Some people talk when they’re nervous or excited. Sometimes we get carried away when talking to a client and begin to ‘solutionise’ too early, potentially missing something crucial. So, take a breath, slow down, and ask yourself Why Am I Talking?
Empathy is not necessarily agreeing with everything someone says, but standing in their shoes and understanding their perspective. If you can reflect back to the client their hopes, concerns, challenges and fears, you will be building a strong relationship.
Genuinely enquiring about people and taking a real interest in them and their situation will build rapport and create trust. As Franklin D Roosevelt said, “I don’t care how much you know until I know how much you care.”
Accentuate the strengths in others and go out of your way to deliver positive feedback on them. This can be anyone who is relevant to the discussion – a receptionist, a junior on the team, your client (just don’t overdo it!).
It’s easy to make someone happy at the point of promise, but we are measured at the point of delivery. Being known as someone who always does what they say they’re going to do is a powerful personal brand.
Finding a true differentiator in a highly competitive and crowded market is challenging, particularly as most organisations can stake a credible claim to be as good as anyone else. Yes, technological innovation, pricing structures, expertise and experience are key, but so is EQ.
If you want to do the best for your clients, to come up with the most innovative ideas, and secure their buy-in for future projects, you have to return to basic human relationship principles.

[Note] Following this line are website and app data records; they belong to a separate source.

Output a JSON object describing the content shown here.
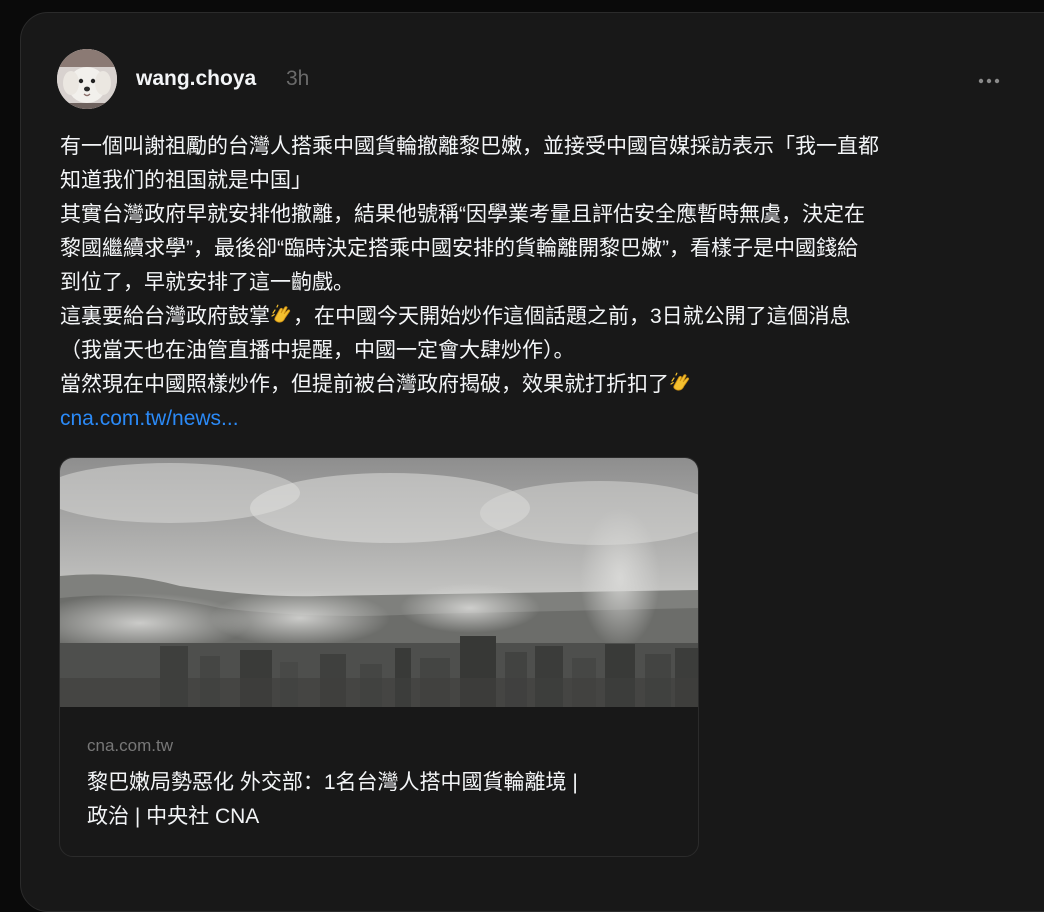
{
  "post": {
    "username": "wang.choya",
    "timestamp": "3h",
    "text_lines": [
      "有一個叫謝祖勵的台灣人搭乘中國貨輪撤離黎巴嫩，並接受中國官媒採訪表示「我一直都",
      "知道我们的祖国就是中国」",
      "其實台灣政府早就安排他撤離，結果他號稱“因學業考量且評估安全應暫時無虞，決定在",
      "黎國繼續求學”，最後卻“臨時決定搭乘中國安排的貨輪離開黎巴嫩”，看樣子是中國錢給",
      "到位了，早就安排了這一齣戲。",
      "這裏要給台灣政府鼓掌",
      "，在中國今天開始炒作這個話題之前，3日就公開了這個消息",
      "（我當天也在油管直播中提醒，中國一定會大肆炒作）。",
      "當然現在中國照樣炒作，但提前被台灣政府揭破，效果就打折扣了"
    ],
    "link_text": "cna.com.tw/news..."
  },
  "link_preview": {
    "domain": "cna.com.tw",
    "title_lines": [
      "黎巴嫩局勢惡化 外交部：1名台灣人搭中國貨輪離境 |",
      "政治 | 中央社 CNA"
    ]
  },
  "icons": {
    "more": "more-horizontal-icon",
    "emoji": "clapping-hands-emoji",
    "avatar": "dog-avatar"
  },
  "colors": {
    "background": "#0a0a0a",
    "card": "#181818",
    "text": "#f3f5f7",
    "muted": "#777777",
    "link": "#2b8af7"
  }
}
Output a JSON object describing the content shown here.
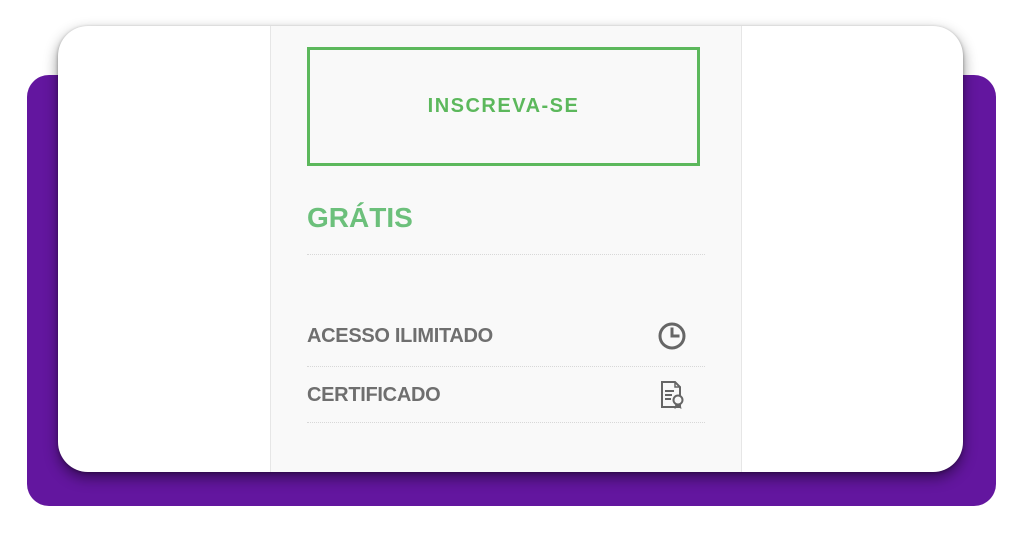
{
  "colors": {
    "backdrop": "#63169f",
    "accent_green": "#5cb85c",
    "price_green": "#6cc07b",
    "feature_text": "#6f6f6f"
  },
  "cta": {
    "label": "INSCREVA-SE"
  },
  "price": {
    "label": "GRÁTIS"
  },
  "features": [
    {
      "label": "ACESSO ILIMITADO",
      "icon": "clock-icon"
    },
    {
      "label": "CERTIFICADO",
      "icon": "certificate-icon"
    }
  ]
}
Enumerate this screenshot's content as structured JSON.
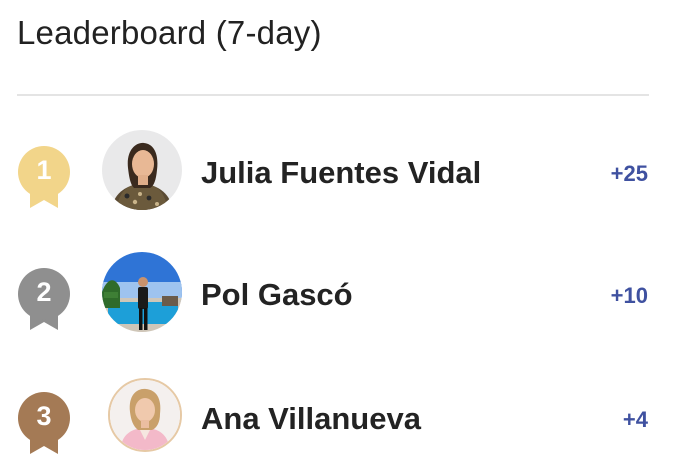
{
  "leaderboard": {
    "title": "Leaderboard (7-day)",
    "entries": [
      {
        "rank": "1",
        "name": "Julia Fuentes Vidal",
        "points": "+25",
        "medal_color": "#f2d58a"
      },
      {
        "rank": "2",
        "name": "Pol Gascó",
        "points": "+10",
        "medal_color": "#8f8f8f"
      },
      {
        "rank": "3",
        "name": "Ana Villanueva",
        "points": "+4",
        "medal_color": "#a47a55"
      }
    ]
  },
  "colors": {
    "points": "#3f51a0",
    "divider": "#e4e4e4"
  },
  "icons": {
    "medal": "ribbon-medal-icon",
    "avatar": "user-avatar"
  }
}
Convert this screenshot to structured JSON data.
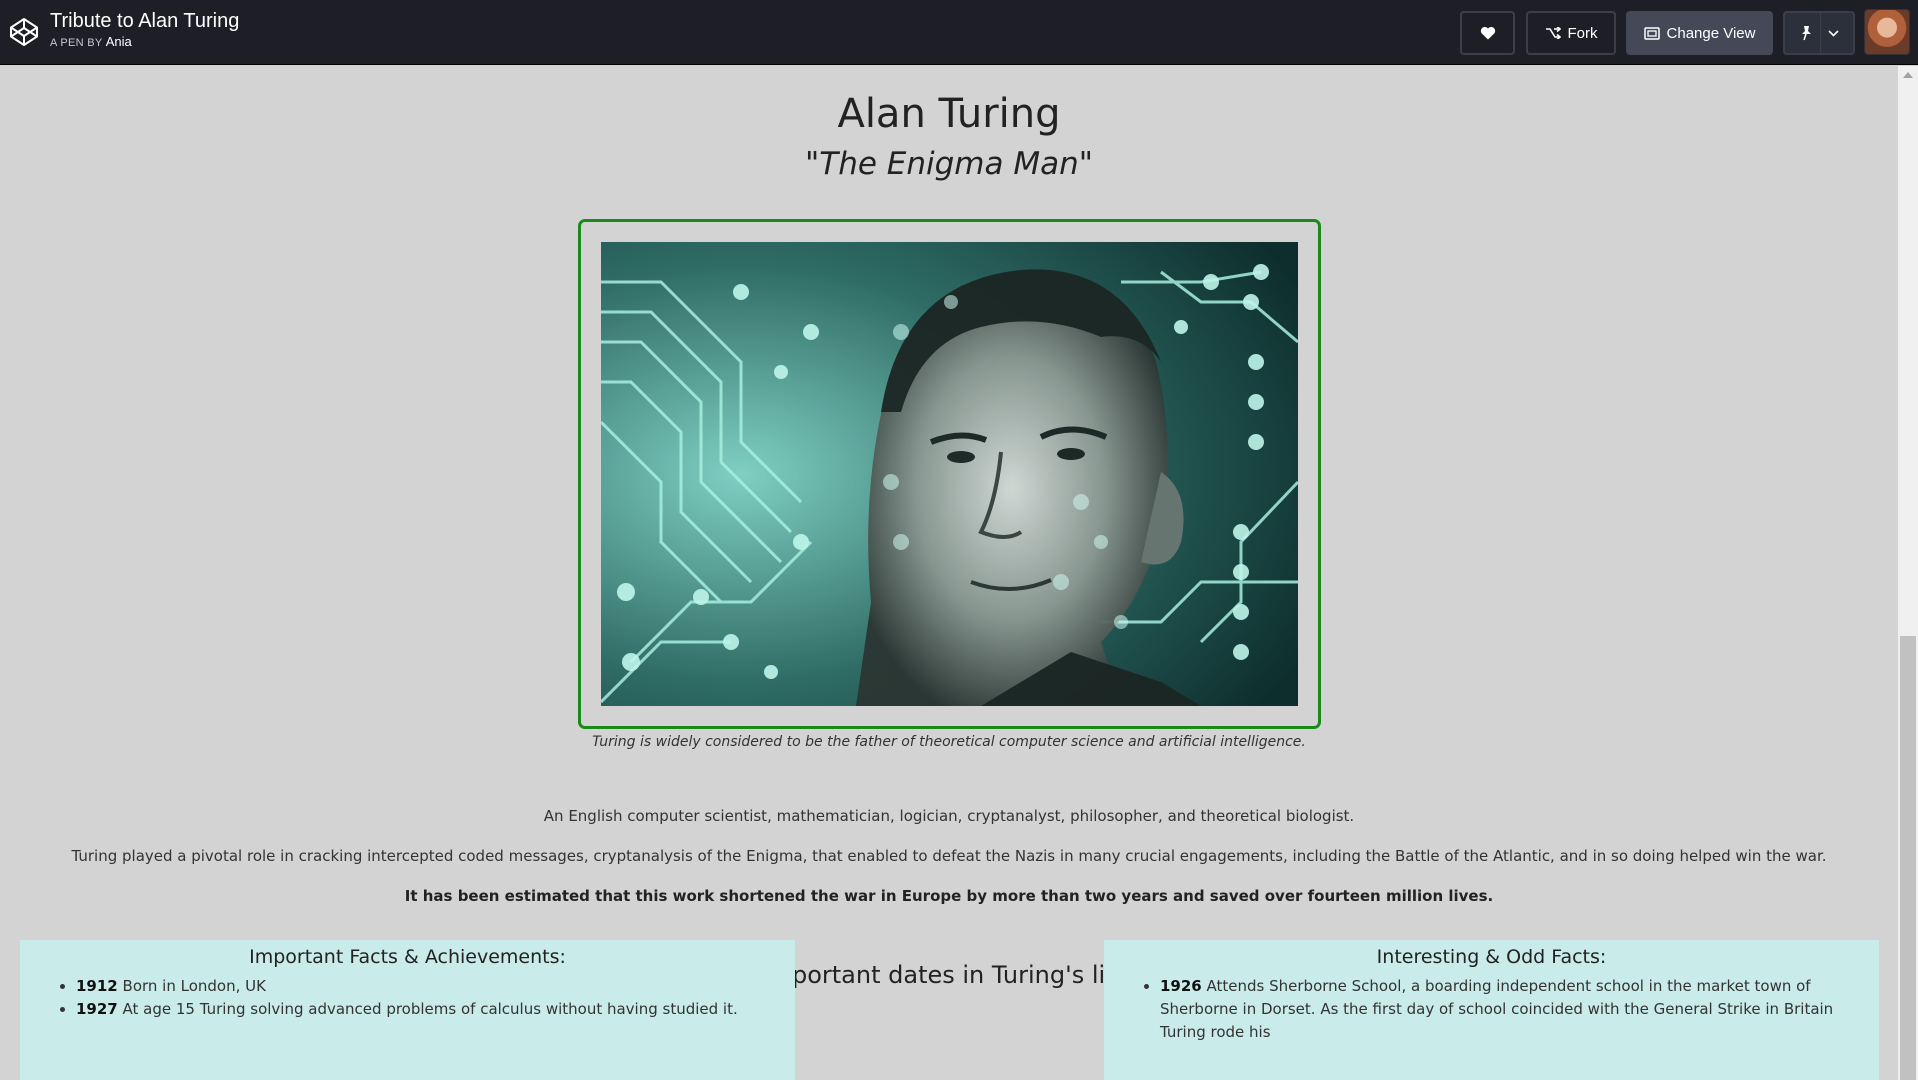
{
  "topbar": {
    "pen_title": "Tribute to Alan Turing",
    "pen_by_prefix": "A PEN BY",
    "author": "Ania",
    "fork_label": "Fork",
    "change_view_label": "Change View"
  },
  "page": {
    "title": "Alan Turing",
    "subtitle": "\"The Enigma Man\"",
    "caption": "Turing is widely considered to be the father of theoretical computer science and artificial intelligence.",
    "para1": "An English computer scientist, mathematician, logician, cryptanalyst, philosopher, and theoretical biologist.",
    "para2": "Turing played a pivotal role in cracking intercepted coded messages, cryptanalysis of the Enigma, that enabled to defeat the Nazis in many crucial engagements, including the Battle of the Atlantic, and in so doing helped win the war.",
    "para3": "It has been estimated that this work shortened the war in Europe by more than two years and saved over fourteen million lives.",
    "dates_heading": "Important dates in Turing's life:",
    "facts_left": {
      "title": "Important Facts & Achievements:",
      "items": [
        {
          "year": "1912",
          "text": "Born in London, UK"
        },
        {
          "year": "1927",
          "text": "At age 15 Turing solving advanced problems of calculus without having studied it."
        }
      ]
    },
    "facts_right": {
      "title": "Interesting & Odd Facts:",
      "items": [
        {
          "year": "1926",
          "text": "Attends Sherborne School, a boarding independent school in the market town of Sherborne in Dorset. As the first day of school coincided with the General Strike in Britain Turing rode his"
        }
      ]
    }
  },
  "icons": {
    "logo": "codepen-logo-icon",
    "heart": "heart-icon",
    "fork": "fork-icon",
    "view": "change-view-icon",
    "pin": "pin-icon",
    "chevron": "chevron-down-icon"
  },
  "colors": {
    "topbar_bg": "#1e1f26",
    "page_bg": "#d3d3d3",
    "frame_border": "#1a8a1a",
    "facts_bg": "#c9ebea"
  }
}
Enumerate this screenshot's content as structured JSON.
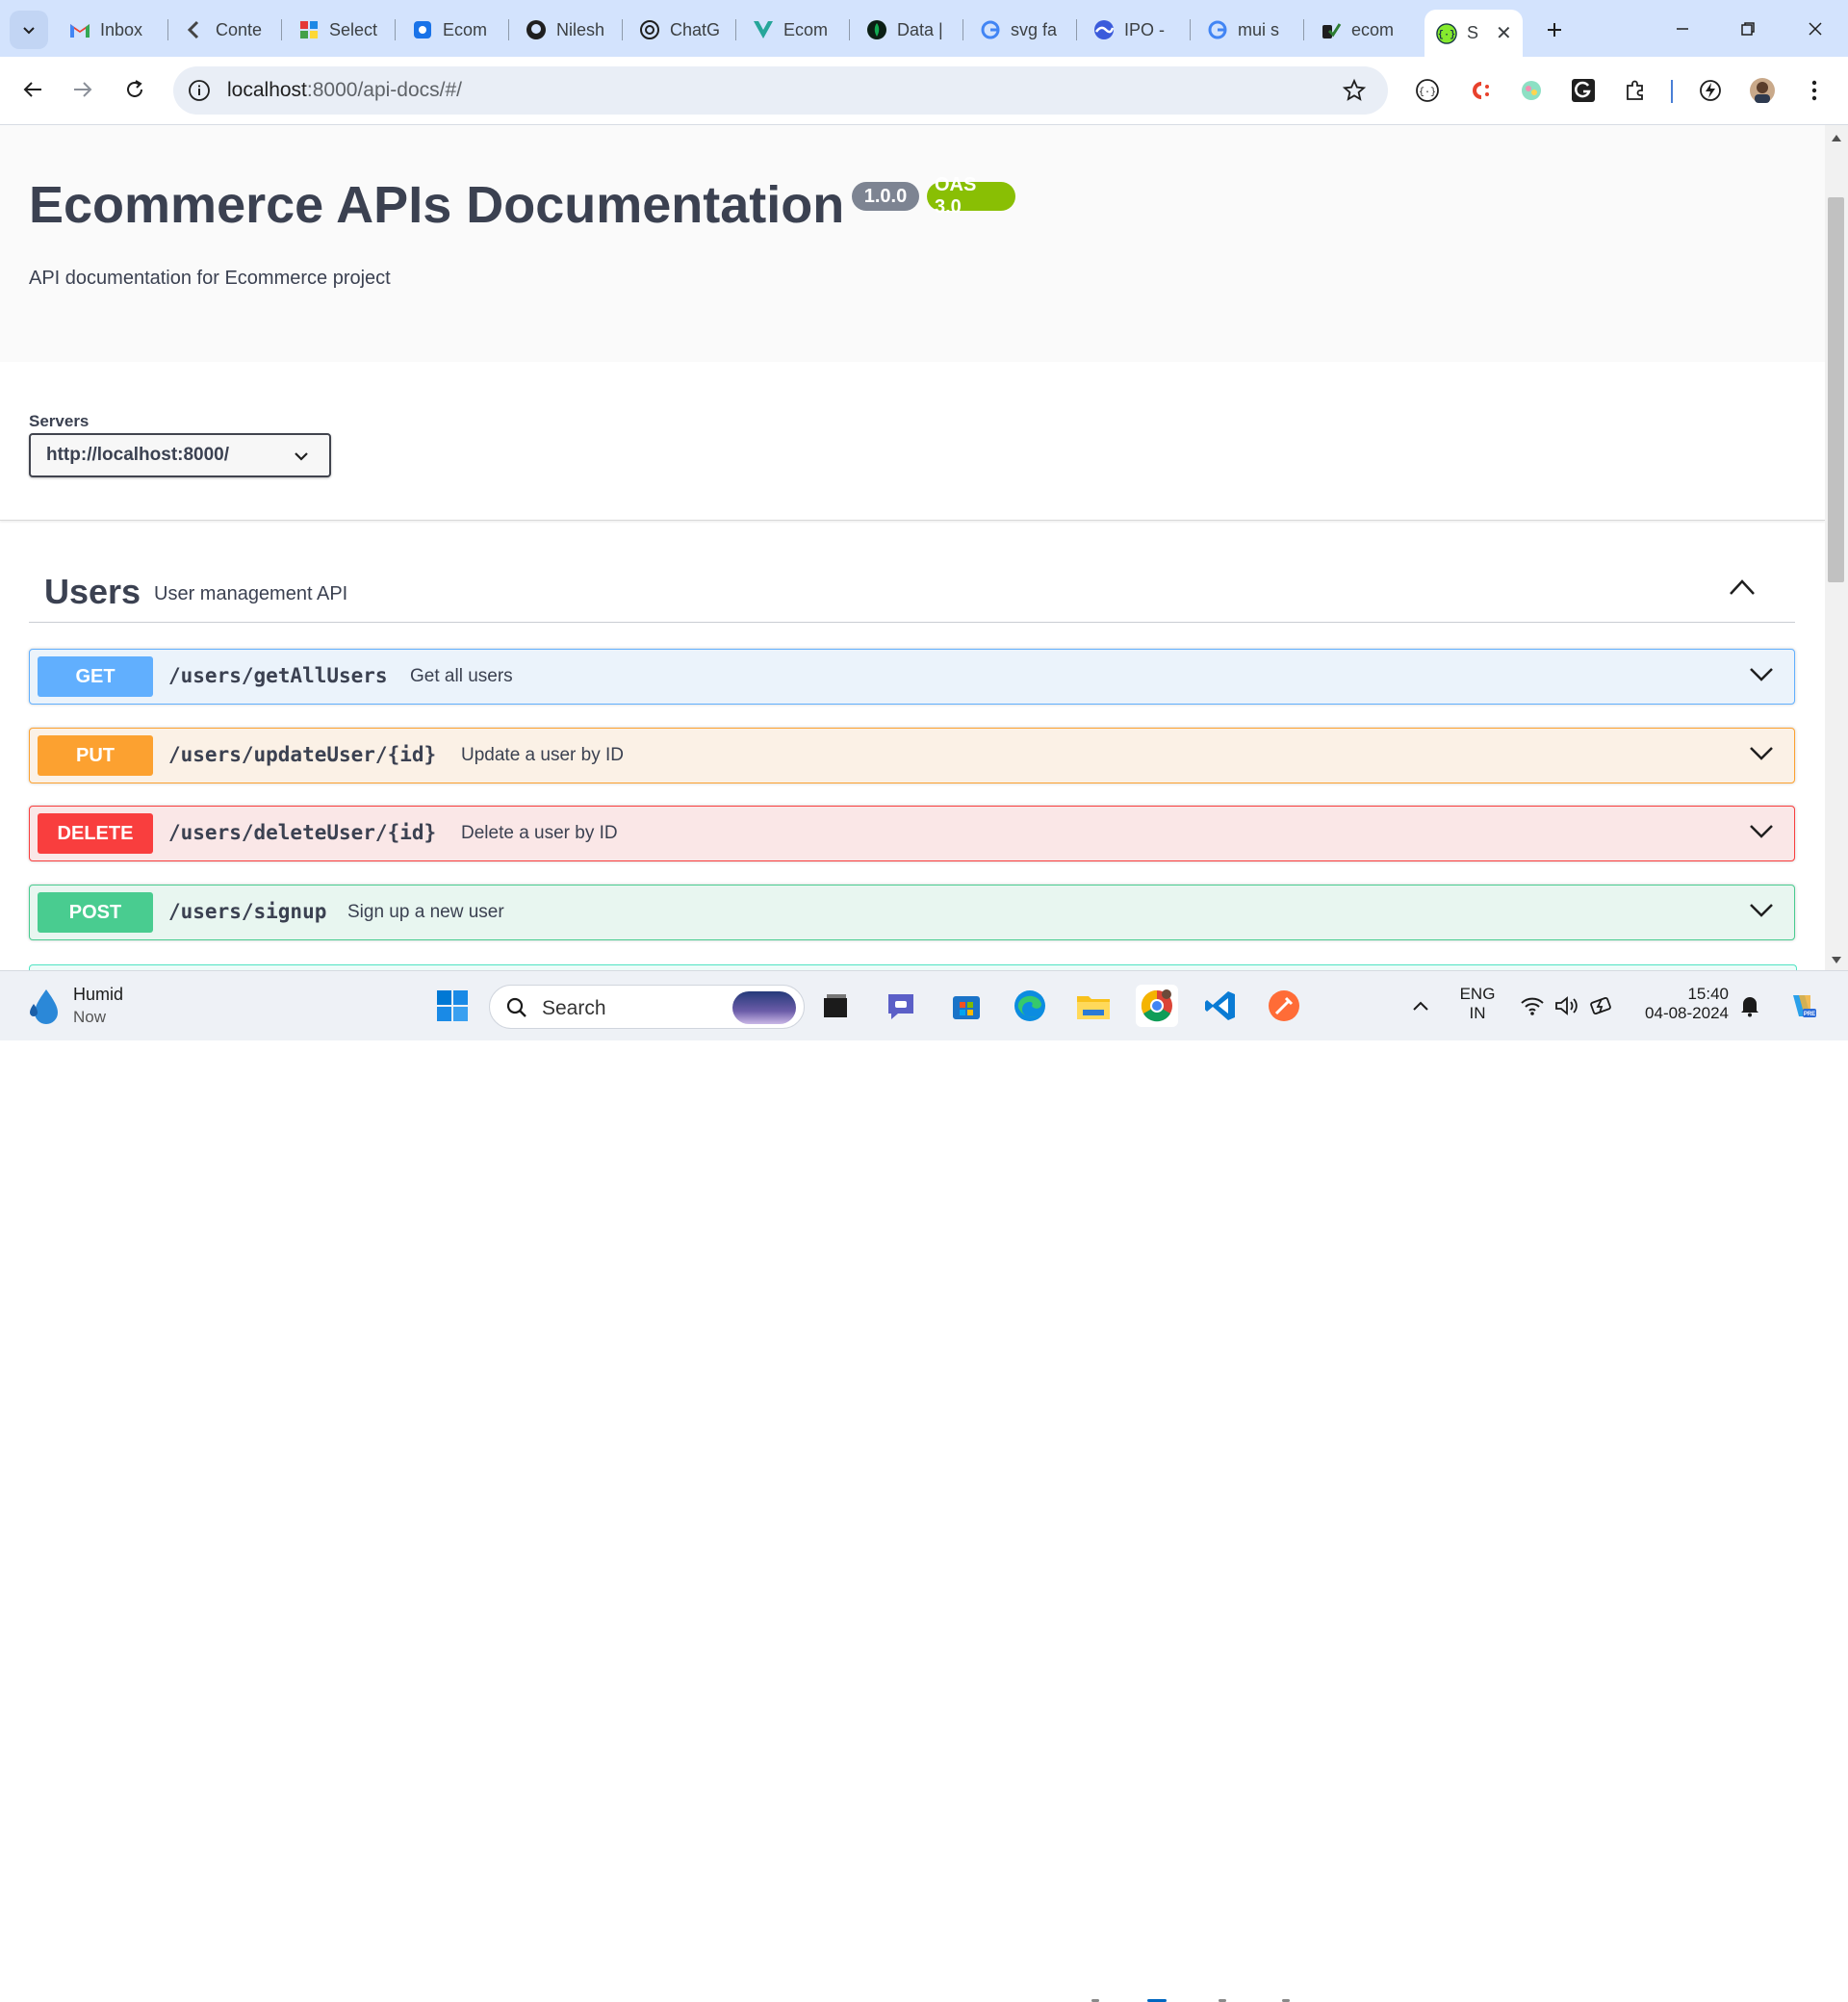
{
  "browser": {
    "tabs": [
      {
        "label": "Inbox",
        "icon": "gmail-icon"
      },
      {
        "label": "Conte",
        "icon": "contentstack-icon"
      },
      {
        "label": "Select",
        "icon": "app-grid-icon"
      },
      {
        "label": "Ecom",
        "icon": "vite-icon"
      },
      {
        "label": "Nilesh",
        "icon": "github-icon"
      },
      {
        "label": "ChatG",
        "icon": "chatgpt-icon"
      },
      {
        "label": "Ecom",
        "icon": "vercel-v-icon"
      },
      {
        "label": "Data |",
        "icon": "mongodb-leaf-icon"
      },
      {
        "label": "svg fa",
        "icon": "google-icon"
      },
      {
        "label": "IPO -",
        "icon": "wave-icon"
      },
      {
        "label": "mui s",
        "icon": "google-icon"
      },
      {
        "label": "ecom",
        "icon": "render-icon"
      },
      {
        "label": "S",
        "icon": "swagger-icon",
        "active": true
      }
    ],
    "url_host": "localhost",
    "url_rest": ":8000/api-docs/#/"
  },
  "page": {
    "title": "Ecommerce APIs Documentation",
    "version_badge": "1.0.0",
    "oas_badge": "OAS 3.0",
    "description": "API documentation for Ecommerce project",
    "servers_label": "Servers",
    "servers_selected": "http://localhost:8000/",
    "tag": {
      "name": "Users",
      "description": "User management API"
    },
    "operations": [
      {
        "method": "GET",
        "path": "/users/getAllUsers",
        "summary": "Get all users",
        "color": "#61affe"
      },
      {
        "method": "PUT",
        "path": "/users/updateUser/{id}",
        "summary": "Update a user by ID",
        "color": "#fca130"
      },
      {
        "method": "DELETE",
        "path": "/users/deleteUser/{id}",
        "summary": "Delete a user by ID",
        "color": "#f93e3e"
      },
      {
        "method": "POST",
        "path": "/users/signup",
        "summary": "Sign up a new user",
        "color": "#49cc90"
      }
    ]
  },
  "taskbar": {
    "weather_title": "Humid",
    "weather_sub": "Now",
    "search_placeholder": "Search",
    "lang_top": "ENG",
    "lang_bottom": "IN",
    "time": "15:40",
    "date": "04-08-2024"
  }
}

In an industry where technical expertise is a given, those who can also master emotional intelligence might just have the edge over their competitors.